EXERCISE DIRECTIONS → Except for the pictures, reproduce the records word for word.
============================================================
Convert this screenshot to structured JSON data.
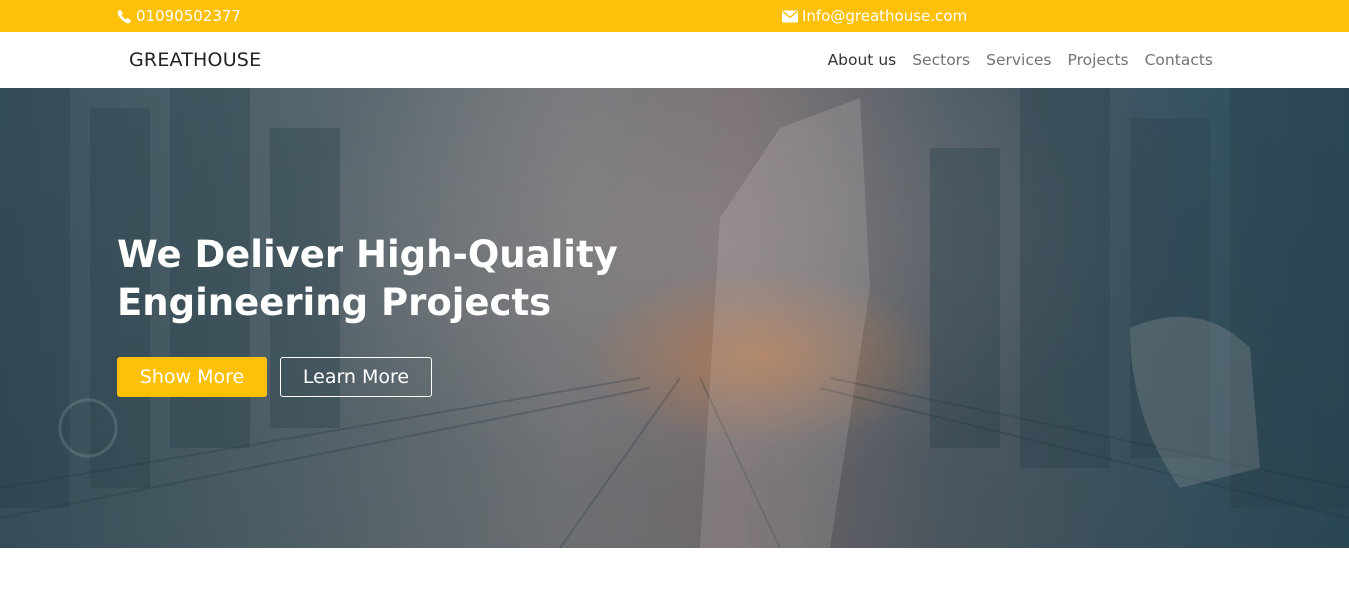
{
  "topbar": {
    "phone": "01090502377",
    "phone_icon": "phone-icon",
    "email": "Info@greathouse.com",
    "email_icon": "envelope-icon"
  },
  "navbar": {
    "brand": "GREATHOUSE",
    "items": [
      {
        "label": "About us",
        "active": true
      },
      {
        "label": "Sectors",
        "active": false
      },
      {
        "label": "Services",
        "active": false
      },
      {
        "label": "Projects",
        "active": false
      },
      {
        "label": "Contacts",
        "active": false
      }
    ]
  },
  "hero": {
    "title": "We Deliver High-Quality Engineering Projects",
    "primary_button": "Show More",
    "secondary_button": "Learn More"
  },
  "colors": {
    "accent": "#ffc107",
    "nav_text": "#737373",
    "nav_active": "#333333"
  }
}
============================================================
RESULT OF THIS TASK →
Convert this screenshot to structured JSON data.
{
  "topbar": {
    "phone": "01090502377",
    "phone_icon": "phone-icon",
    "email": "Info@greathouse.com",
    "email_icon": "envelope-icon"
  },
  "navbar": {
    "brand": "GREATHOUSE",
    "items": [
      {
        "label": "About us",
        "active": true
      },
      {
        "label": "Sectors",
        "active": false
      },
      {
        "label": "Services",
        "active": false
      },
      {
        "label": "Projects",
        "active": false
      },
      {
        "label": "Contacts",
        "active": false
      }
    ]
  },
  "hero": {
    "title": "We Deliver High-Quality Engineering Projects",
    "primary_button": "Show More",
    "secondary_button": "Learn More"
  },
  "colors": {
    "accent": "#ffc107",
    "nav_text": "#737373",
    "nav_active": "#333333"
  }
}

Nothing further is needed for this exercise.